If the barren or brown branches seem to be rotten, avoid pruning the entire leaf. You also need to leave any brown areas alone since they can be covering fresh growth. Leaf sprouts will appear in the spring. If you recently bought this kind of fiddle leaf fig, be prepared for some leaves to fall as it adapts to their new surroundings. To ensure that a larger issue is not at play, keep an eye on the overall number of leaves lost.
Consistency in lighting, humidity, and watering practices will aid in your plant’s recovery. Keep your new plant away from drafts, heating vents, and direct sunlight in a bright area. One to two inches of the topsoil should be dry before you water once per week. In addition, give your plant a few weeks to adjust to its new surroundings. Normally, every plant that’s already recovering from distress will have between 3 and 7 leaves.

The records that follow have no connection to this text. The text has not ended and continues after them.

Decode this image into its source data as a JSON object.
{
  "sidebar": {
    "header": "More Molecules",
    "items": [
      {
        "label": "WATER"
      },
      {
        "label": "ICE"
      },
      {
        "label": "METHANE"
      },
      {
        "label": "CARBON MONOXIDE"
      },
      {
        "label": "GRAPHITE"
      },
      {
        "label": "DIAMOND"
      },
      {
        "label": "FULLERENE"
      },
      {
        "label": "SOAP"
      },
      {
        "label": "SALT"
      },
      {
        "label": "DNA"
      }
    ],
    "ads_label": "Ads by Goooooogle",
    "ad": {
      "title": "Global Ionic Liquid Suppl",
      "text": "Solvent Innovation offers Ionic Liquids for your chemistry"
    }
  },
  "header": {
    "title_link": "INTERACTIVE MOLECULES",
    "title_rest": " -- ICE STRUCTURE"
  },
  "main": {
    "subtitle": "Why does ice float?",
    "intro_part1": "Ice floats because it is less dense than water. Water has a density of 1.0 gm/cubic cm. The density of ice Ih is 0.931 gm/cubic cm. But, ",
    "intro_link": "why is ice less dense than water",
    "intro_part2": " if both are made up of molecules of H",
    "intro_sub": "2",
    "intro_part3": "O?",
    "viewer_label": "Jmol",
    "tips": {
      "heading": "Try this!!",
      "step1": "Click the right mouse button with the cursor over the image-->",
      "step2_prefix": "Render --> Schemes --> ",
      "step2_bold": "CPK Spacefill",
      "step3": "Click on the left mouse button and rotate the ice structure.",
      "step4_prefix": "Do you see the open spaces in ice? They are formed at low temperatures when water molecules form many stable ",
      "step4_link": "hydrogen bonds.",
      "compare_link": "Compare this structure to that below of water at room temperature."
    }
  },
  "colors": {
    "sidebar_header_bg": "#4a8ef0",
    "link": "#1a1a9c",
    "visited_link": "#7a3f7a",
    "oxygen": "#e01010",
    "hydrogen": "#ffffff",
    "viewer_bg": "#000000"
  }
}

Make sure you’re frequently watering your plant and keeping it in a stable location away from a heater if you feel that it is losing leaves as a result of dry air or a lack of water. Make doubly sure the root ball itself gets moist when you water your plant. Because water runs around the root ball and out of the container, you must water your plant until the roots start to explore the surrounding soil and become equipped with drainage. To ensure that the water is soaking through the roots, water gently at the base of the trunk.
Examine the drainage and lighting conditions right away if you see any black or brown patches on your plant or if the leaves are dropping. A fiddle leaf fig’s roots may rot due to a too-big container, incorrect soil, and an excessive amount of water that brings too much moisture.
These problems are exacerbated by a lack of sunshine, or the area has not had enough light for your plant. If you can, relocate it to a south-facing or large window if it is not in an area that receives a lot of light. If your issue is serious, you should repot your plant into a new container with excellent drainage and use quick-draining soil to ensure that your plant’s roots have access to air.
Learn more about How to stop leaf drop on Fiddle Leaf Fig in this video:
Why does your fiddle leaf fig keep dropping leaves?
It may shed leaves as a result of inadequate moisture and extremely dry air. Avoid placing your plant where it will frequently be exposed to dry air, such as in the direct sun or close to a heating vent. Picking a location away from any vents or bursts of hot air is essential since this kind of plant does not appreciate heating.
Will the leaves grow back on this houseplant?
Yes. Because this plant has leaf nodes, it can grow new leaves along the stems. Furthermore, it is dependent on the state of the root system and the stem’s vitality. Also, another crucial factor in helping them grow back is how well you tend to your plant.
How often should fiddle leaf figs get new leaves?
During much of the warm months, thriving fiddles typically produce new leaves every four to six weeks. It’s possible to see your plant add numerous new ones in only a few weeks or days because development usually occurs during bursts. It’s typical for there to be no growing season throughout the wintertime.